This beautiful composition of Khasarpana Lokeshvara was painted in 2002 by Dinesh Charan Shrestha, who now works and teaches in Berkeley, California. Khasarpana, meaning 'air-gliding', is one of the two-armed manifestations of the bodhisattva Avalokiteshvara or Mahakarunika, the 'great compassionate one'. Khasarpana's complexion is white like an autumn moon, and he sits gracefully in a posture of royal-ease upon a silver moon disc and a multicoloured lotus. His radiant and youthful body is adorned with the five divine silk garments and eight jeweled sambhogakaya ornaments, a serpent adorns his neck as a sacred thread, and an antelope-skin is draped across his left shoulder. With his right hand resting upon his moon disc he supports his seated posture, while with his left hand he holds the stem of a pink lotus that blossoms at the level of his ear.
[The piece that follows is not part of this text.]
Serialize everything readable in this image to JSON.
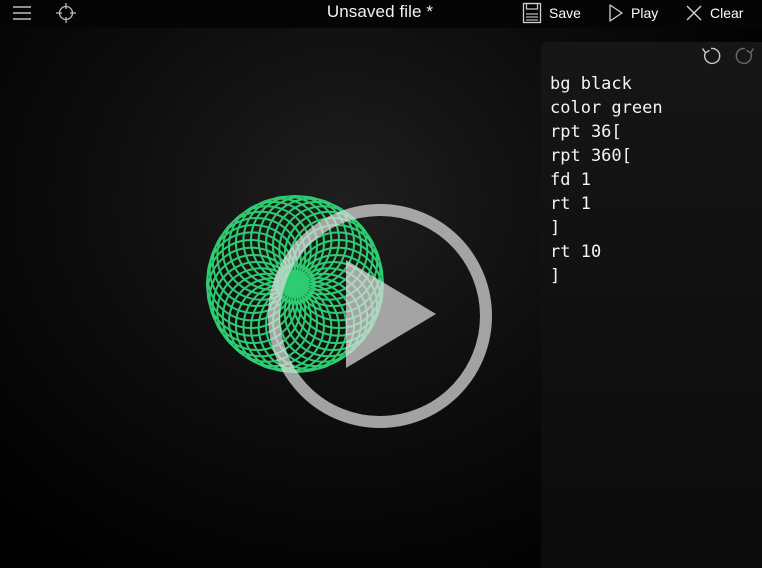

At Lokeshvara's right is an offering goddess who holds a golden tray of jewels and flowers, whilst another bowl of jewels and flowers rests upon a lotus-leaf in the lake beneath his lotus-throne. His outer aura is ornamented with a pair of jewel-grasping dragons, and he abides amidst a beautiful landscape, with a tree that bears triple-gem fruits and a cascading waterfall appearing behind him. The outer border or torana of this painting is decorated with endless knots, cockerel-pheasants and ornate lotus motifs. The torana is crowned by the squatting form of a four-armed garuda, who grasps the feet of two serpent-crested nagas with his sharp talons. And at the torana's bottom centre is an ornate lotus-emblem bearing Dinesh's name on the lower red plaque, and an upper inscription that bears the deity invocation to Khasarpana Lokeshvara.
© text by Robert Beer